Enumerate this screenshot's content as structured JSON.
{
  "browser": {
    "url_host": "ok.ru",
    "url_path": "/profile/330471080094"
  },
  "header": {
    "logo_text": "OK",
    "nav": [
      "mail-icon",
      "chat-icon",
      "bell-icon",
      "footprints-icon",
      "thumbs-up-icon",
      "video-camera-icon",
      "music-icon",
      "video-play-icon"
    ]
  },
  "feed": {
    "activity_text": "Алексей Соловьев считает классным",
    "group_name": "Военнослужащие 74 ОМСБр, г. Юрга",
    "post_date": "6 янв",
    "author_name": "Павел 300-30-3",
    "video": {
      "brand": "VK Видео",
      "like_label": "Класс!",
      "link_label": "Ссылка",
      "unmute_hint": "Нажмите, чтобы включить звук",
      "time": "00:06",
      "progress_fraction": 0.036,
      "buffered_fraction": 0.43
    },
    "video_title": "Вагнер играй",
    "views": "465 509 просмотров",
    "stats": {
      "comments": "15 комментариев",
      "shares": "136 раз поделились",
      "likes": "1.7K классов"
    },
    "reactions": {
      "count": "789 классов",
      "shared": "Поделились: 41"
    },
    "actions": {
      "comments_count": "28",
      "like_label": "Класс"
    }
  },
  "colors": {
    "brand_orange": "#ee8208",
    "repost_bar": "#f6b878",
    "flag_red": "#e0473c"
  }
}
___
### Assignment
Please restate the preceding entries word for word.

### Output of the exercise
Enumerate this screenshot's content as structured JSON.
{
  "browser": {
    "url_host": "ok.ru",
    "url_path": "/profile/330471080094"
  },
  "header": {
    "logo_text": "OK",
    "nav": [
      "mail-icon",
      "chat-icon",
      "bell-icon",
      "footprints-icon",
      "thumbs-up-icon",
      "video-camera-icon",
      "music-icon",
      "video-play-icon"
    ]
  },
  "feed": {
    "activity_text": "Алексей Соловьев считает классным",
    "group_name": "Военнослужащие 74 ОМСБр, г. Юрга",
    "post_date": "6 янв",
    "author_name": "Павел 300-30-3",
    "video": {
      "brand": "VK Видео",
      "like_label": "Класс!",
      "link_label": "Ссылка",
      "unmute_hint": "Нажмите, чтобы включить звук",
      "time": "00:06",
      "progress_fraction": 0.036,
      "buffered_fraction": 0.43
    },
    "video_title": "Вагнер играй",
    "views": "465 509 просмотров",
    "stats": {
      "comments": "15 комментариев",
      "shares": "136 раз поделились",
      "likes": "1.7K классов"
    },
    "reactions": {
      "count": "789 классов",
      "shared": "Поделились: 41"
    },
    "actions": {
      "comments_count": "28",
      "like_label": "Класс"
    }
  },
  "colors": {
    "brand_orange": "#ee8208",
    "repost_bar": "#f6b878",
    "flag_red": "#e0473c"
  }
}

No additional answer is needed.